Retransmission is not broken and certainly doesn’t need fixing, broadcast lobby chief Gordon Smith said Saturday evening on C-SPAN’s talk series, “The Communicators.” Smith, president and CEO of the National Association of Broadcasters, managed to work in a defense of retrans in answer to whether or not free TV had been “broken by the Internet.”
“No, because of retransmission consent, just as cable and satellite ask for payment of their produced content, we ask for the same consideration when they take our content and put it through their pipes or bounce it off their satellites, we feel like we’re owed something,” Smith said. “I think it’s important to remember that of all the programming Americans watch, in a majority it is broadcast content. People like to watch things live, they like the Super Bowl, they like baseball, like ‘24,’ ‘The Office,’ ‘The Mentalist.’ All these things are very expensive to produce.”
Retrans is TVs hot potato in Washington right now. Federal regulators are considering a rewrite of the rules governing how pay TV providers gain carriage access to over-the-air broadcast signals. Natch, folks are taking sides. Republican commissioner Robert McDowell and House Commerce Committee Chairman Fred Upton (R-Mich.) both have objected to further retransmission regulation.
Smith, a former Republican senator from Oregon, agreed.
“While there is a rare interruption, the truth of the matter is, 99 percent of these negotiations are carried out without interruption on a market basis,” he said.
Ironically, one such disruption had commenced just hours before, when the retrans contract between LIN TV and Dish Network expired. LIN said
it pulled 27 local TV station signals from Dish systems at midnight on Friday. However, another retrans negotiation was settled last week before any contention was publicized. Sinclair Broadcast Group quietly cut a carriage deal
with Comcast for 36 TV stations in 22 markets.
Smith deftly fielded a query about whether or not it was helpful to the NAB that Republicans had reclaimed the House.
“Our issues are not Republican and Democratic . . . they’re about the American people--news, weather, sports and emergency information they want to watch,” he said. “I find friends on both sides of the aisle. The fact of a divided government gives you a lot more procedural hurdles to utilize if you need to . . . when I served, I think I was viewed as a constructive conservative. I count many, many friends on the Democratic side of the aisle.”
The imposition of network neutrality rules by the Federal Communications Commission gave Smith concerns about over-regulation in general, he said.
“My hope is that the FCC will act in accordance with what they’ve said publicly, and that they don’t have the statutory authority to impose bringing arbitration or some new system that puts the government’s thumb on negotiation and tries to force a particular outcome,” he said.
With regard to spectrum, Smith noted that broadcasters relinquished nearly a third of their spectrum in the DTV transition.
“The ink’s hardly dry on the bill, and already the demand is ‘we need more,’” he said.

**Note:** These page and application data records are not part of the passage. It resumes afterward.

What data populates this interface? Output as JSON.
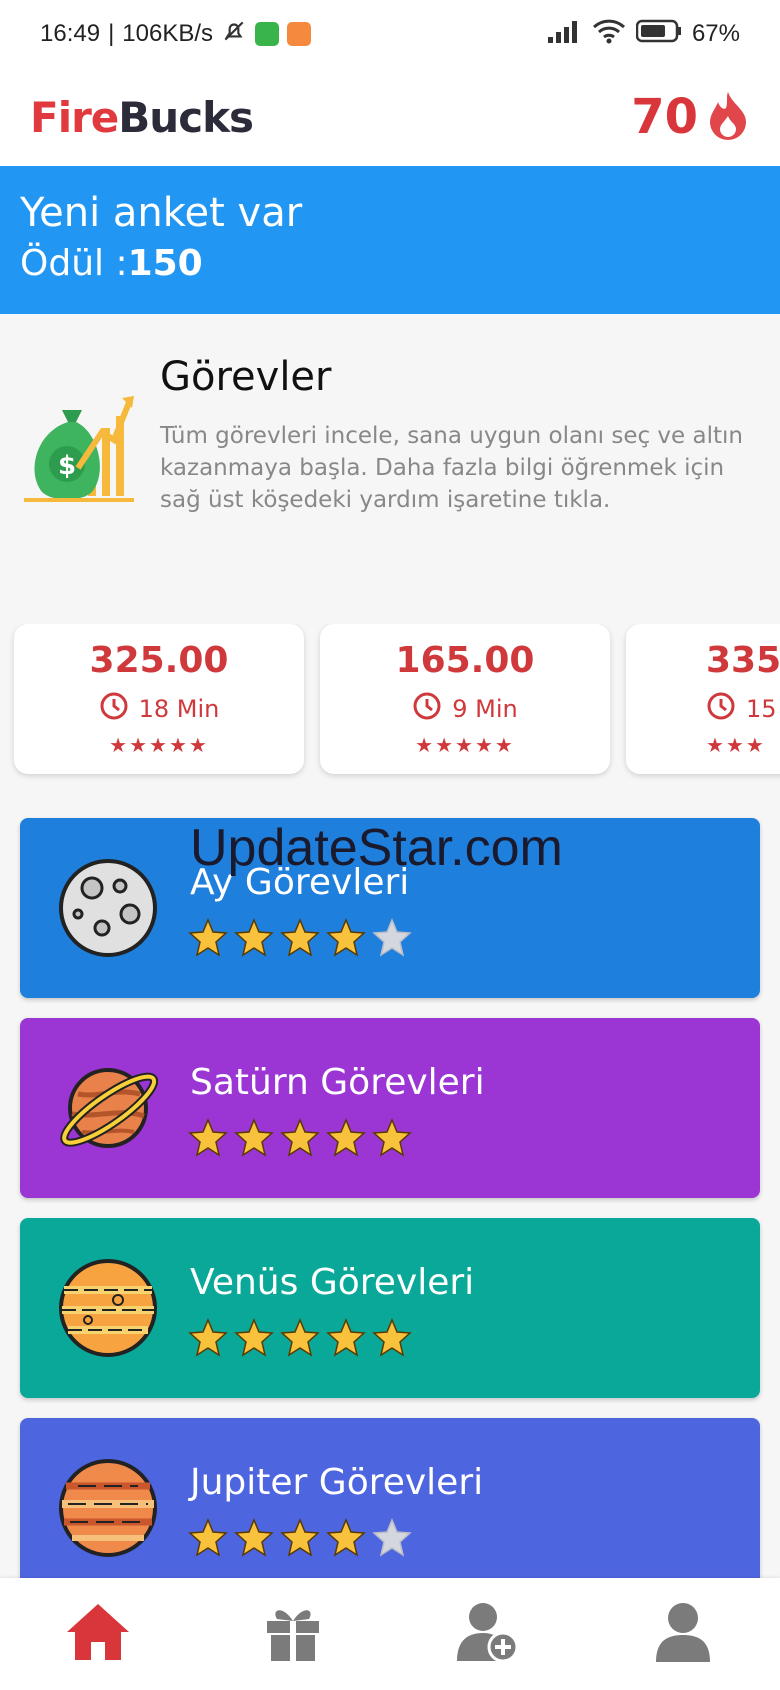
{
  "status_bar": {
    "time": "16:49",
    "speed": "106KB/s",
    "battery": "67%"
  },
  "app": {
    "brand_fire": "Fire",
    "brand_bucks": "Bucks",
    "coin_count": "70",
    "coin_icon": "flame-icon"
  },
  "banner": {
    "line1": "Yeni anket var",
    "reward_label": "Ödül :",
    "reward_value": "150"
  },
  "intro": {
    "title": "Görevler",
    "text": "Tüm görevleri incele, sana uygun olanı seç ve altın kazanmaya başla. Daha fazla bilgi öğrenmek için sağ üst köşedeki yardım işaretine tıkla.",
    "icon": "money-bag-growth-icon"
  },
  "offers": [
    {
      "price": "325.00",
      "time": "18 Min",
      "rating": "★★★★★"
    },
    {
      "price": "165.00",
      "time": "9 Min",
      "rating": "★★★★★"
    },
    {
      "price": "335.",
      "time": "15",
      "rating": "★★★"
    }
  ],
  "categories": [
    {
      "title": "Ay Görevleri",
      "stars": 4,
      "color": "#1e7fdc",
      "planet": "moon-icon"
    },
    {
      "title": "Satürn Görevleri",
      "stars": 5,
      "color": "#9b35d3",
      "planet": "saturn-icon"
    },
    {
      "title": "Venüs Görevleri",
      "stars": 5,
      "color": "#0aa898",
      "planet": "venus-icon"
    },
    {
      "title": "Jupiter Görevleri",
      "stars": 4,
      "color": "#4e65e0",
      "planet": "jupiter-icon"
    }
  ],
  "watermark": "UpdateStar.com",
  "nav": [
    {
      "icon": "home-icon",
      "active": true
    },
    {
      "icon": "gift-icon",
      "active": false
    },
    {
      "icon": "add-user-icon",
      "active": false
    },
    {
      "icon": "profile-icon",
      "active": false
    }
  ],
  "colors": {
    "accent_red": "#d8363a",
    "banner_blue": "#2196f3",
    "star_gold": "#f9c23c",
    "nav_gray": "#7b7b7b"
  }
}
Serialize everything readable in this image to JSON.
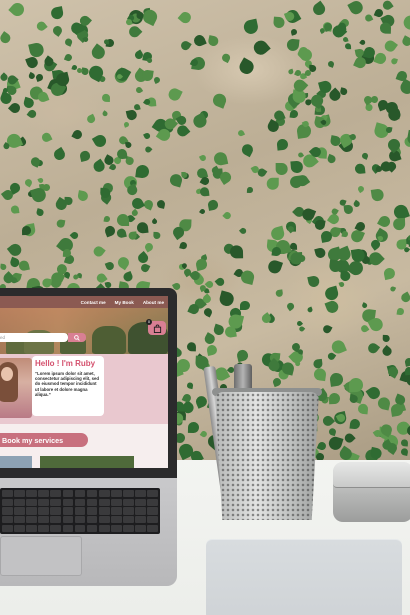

The Obama Administration is now seeking to repurpose 40 percent of the remaining TV spectrum for wireless broadband. It has proposed to do so before conducting a full survey of what is available and what’s in use. And while broadcasters have repeatedly been charged with “spectrum squatting,” Smith noted recent disclosures by Time Warner and Clearwire having “tremendous amounts” of unpurposed spectrum.
“You can call it hoarding if you want,” Smith said.
The FCC needs Congressional authority to hold its proposed incentive auctions, by which broadcasters who voluntarily relinquish spectrum would be paid a cut of the proceeds. But it does not need such authority to repack the broadcast spectrum, requiring TV stations to move to new channel assignments.
“Our hope is to keep ‘voluntary,’ voluntary, so that if you don’t volunteer to go out of business, that you’re not placed in an inferior band,” he said. “That you don’t lose multicasting, which is your foreign-language stations, religious stations, minority stations. We don’t want to lose the future of mobile television.”
Smith said mobile and multicasting represented “tremendous innovations” broadcasters have already sunk millions into. Repacking, “really just forced relocation,” he said, could put broadcasters into bandwidth with poorer coverage characteristics. Smith called upon TV manufacturers to improve reception capabilities.
Without ball-parking a overall percentage of how many broadcasters would bite on incentive auctions, Smith said cash-strapped operations would be tempted.
“I don’t know where they came up with needing another 120 MHz,” Smith said. “I don’t know why that number comes out of broadcasting, so somewhere between there and zero, there’ll be some broadcasters who are under water economically who’ll gladly agree to go out of business for a market fee.”
Smith also noted that in a “pay-go” environment, spectrum auction proceeds “were every legislators pay-for for everything. So when you put billions on the table, there’s a lot of claimants. So where will broadcasters fare? So I’ve said to those in broadcasting who may want to volunteer to make sure the check clears before you let go of your spectrum.”
-- Deborah D. McAdams